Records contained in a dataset
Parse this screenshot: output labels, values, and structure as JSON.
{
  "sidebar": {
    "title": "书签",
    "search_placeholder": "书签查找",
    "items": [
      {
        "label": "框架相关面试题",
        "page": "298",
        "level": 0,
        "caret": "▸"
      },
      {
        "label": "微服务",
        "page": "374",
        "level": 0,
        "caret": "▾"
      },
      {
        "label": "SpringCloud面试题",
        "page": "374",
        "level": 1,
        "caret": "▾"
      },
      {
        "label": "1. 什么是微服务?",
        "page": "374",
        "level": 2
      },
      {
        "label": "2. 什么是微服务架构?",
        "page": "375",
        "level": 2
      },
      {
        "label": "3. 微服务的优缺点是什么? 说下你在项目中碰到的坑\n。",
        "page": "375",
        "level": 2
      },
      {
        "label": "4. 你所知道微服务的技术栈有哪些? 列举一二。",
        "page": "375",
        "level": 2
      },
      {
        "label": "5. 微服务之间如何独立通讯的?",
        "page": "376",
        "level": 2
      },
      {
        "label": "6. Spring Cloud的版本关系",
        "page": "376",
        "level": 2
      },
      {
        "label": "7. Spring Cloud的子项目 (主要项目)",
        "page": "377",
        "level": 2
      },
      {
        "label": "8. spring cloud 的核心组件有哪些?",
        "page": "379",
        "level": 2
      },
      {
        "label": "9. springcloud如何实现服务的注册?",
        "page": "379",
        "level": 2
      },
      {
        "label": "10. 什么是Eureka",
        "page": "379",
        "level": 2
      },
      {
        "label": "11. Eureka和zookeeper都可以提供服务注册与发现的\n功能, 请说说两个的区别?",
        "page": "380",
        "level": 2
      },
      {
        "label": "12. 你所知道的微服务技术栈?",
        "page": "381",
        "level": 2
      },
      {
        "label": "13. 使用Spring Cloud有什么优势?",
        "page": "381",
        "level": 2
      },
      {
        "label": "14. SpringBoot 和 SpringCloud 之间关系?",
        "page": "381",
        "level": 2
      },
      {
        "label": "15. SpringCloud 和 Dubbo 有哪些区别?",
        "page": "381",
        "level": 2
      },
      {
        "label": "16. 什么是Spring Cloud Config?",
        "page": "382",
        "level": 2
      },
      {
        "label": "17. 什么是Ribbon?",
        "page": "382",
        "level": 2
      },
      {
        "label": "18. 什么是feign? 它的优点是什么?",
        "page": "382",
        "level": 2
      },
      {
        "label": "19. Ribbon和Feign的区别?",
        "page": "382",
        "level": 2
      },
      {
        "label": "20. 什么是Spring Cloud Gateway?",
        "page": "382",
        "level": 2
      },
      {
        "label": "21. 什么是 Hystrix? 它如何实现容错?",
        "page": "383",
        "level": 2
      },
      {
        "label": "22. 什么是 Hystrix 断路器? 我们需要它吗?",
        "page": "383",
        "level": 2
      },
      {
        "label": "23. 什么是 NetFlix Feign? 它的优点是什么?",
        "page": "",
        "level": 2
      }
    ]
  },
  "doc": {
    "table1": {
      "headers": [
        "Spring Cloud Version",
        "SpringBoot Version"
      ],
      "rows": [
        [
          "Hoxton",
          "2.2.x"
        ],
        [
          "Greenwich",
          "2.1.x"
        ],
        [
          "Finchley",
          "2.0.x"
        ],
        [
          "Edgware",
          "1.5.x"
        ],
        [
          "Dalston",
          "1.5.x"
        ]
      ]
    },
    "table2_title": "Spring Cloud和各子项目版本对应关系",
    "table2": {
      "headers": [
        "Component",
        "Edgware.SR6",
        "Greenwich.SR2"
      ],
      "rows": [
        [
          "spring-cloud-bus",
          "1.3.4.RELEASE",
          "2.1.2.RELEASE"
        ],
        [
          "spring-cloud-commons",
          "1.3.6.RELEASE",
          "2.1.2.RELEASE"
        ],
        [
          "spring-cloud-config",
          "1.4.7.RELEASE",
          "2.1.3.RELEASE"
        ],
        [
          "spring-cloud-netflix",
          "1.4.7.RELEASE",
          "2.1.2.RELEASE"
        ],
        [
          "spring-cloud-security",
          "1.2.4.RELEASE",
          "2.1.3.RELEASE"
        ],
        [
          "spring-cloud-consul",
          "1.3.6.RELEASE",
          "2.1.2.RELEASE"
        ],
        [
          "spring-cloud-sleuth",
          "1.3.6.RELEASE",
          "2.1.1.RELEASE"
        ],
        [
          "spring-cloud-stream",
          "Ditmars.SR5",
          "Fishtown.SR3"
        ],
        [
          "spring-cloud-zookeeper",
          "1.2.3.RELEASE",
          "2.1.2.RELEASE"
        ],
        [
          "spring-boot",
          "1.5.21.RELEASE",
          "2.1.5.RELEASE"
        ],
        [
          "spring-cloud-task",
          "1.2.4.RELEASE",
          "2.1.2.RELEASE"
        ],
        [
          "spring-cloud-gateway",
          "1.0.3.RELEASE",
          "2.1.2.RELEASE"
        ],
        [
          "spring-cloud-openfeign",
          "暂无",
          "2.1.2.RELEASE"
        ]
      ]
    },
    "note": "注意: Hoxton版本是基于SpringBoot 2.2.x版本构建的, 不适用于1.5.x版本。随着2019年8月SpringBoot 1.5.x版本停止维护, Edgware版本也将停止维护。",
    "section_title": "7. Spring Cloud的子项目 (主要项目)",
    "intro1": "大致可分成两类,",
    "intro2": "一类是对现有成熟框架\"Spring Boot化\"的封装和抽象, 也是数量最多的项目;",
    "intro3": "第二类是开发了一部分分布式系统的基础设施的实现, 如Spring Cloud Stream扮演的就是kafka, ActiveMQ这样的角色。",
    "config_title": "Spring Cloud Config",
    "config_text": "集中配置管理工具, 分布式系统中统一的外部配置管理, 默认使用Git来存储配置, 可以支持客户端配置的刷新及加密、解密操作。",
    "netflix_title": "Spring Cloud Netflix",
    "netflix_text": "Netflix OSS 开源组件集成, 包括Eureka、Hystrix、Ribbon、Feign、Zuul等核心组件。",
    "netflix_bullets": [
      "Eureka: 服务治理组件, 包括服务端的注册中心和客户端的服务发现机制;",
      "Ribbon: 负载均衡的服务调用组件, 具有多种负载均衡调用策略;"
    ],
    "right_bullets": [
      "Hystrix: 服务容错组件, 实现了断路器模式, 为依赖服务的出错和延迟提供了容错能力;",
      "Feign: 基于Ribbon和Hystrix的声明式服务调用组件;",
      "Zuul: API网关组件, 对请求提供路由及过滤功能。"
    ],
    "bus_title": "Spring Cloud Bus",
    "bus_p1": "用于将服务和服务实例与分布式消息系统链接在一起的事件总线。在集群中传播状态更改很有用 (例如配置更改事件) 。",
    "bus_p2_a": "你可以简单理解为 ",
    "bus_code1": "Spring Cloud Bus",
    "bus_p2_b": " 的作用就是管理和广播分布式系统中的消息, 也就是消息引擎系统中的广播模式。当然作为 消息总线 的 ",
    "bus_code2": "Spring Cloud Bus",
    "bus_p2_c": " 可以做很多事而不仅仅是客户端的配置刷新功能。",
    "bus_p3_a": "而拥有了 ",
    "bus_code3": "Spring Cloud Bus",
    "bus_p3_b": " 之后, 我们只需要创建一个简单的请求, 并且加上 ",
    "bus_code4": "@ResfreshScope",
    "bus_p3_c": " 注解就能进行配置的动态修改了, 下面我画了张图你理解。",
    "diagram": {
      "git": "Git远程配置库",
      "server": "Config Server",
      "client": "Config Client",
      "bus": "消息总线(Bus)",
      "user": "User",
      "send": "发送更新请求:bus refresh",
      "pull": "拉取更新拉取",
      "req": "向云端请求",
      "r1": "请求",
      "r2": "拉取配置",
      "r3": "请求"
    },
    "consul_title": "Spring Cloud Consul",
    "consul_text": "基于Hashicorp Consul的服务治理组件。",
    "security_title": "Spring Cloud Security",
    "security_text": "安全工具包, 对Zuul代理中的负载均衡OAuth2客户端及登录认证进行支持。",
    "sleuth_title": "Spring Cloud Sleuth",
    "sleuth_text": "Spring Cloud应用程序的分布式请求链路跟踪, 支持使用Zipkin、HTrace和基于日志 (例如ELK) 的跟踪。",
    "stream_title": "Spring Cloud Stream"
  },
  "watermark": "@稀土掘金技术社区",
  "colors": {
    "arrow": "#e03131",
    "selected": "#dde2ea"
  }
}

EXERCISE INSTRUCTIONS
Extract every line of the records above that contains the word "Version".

RESPONSE FOR THIS EXERCISE
        "Spring Cloud Version",
        "SpringBoot Version"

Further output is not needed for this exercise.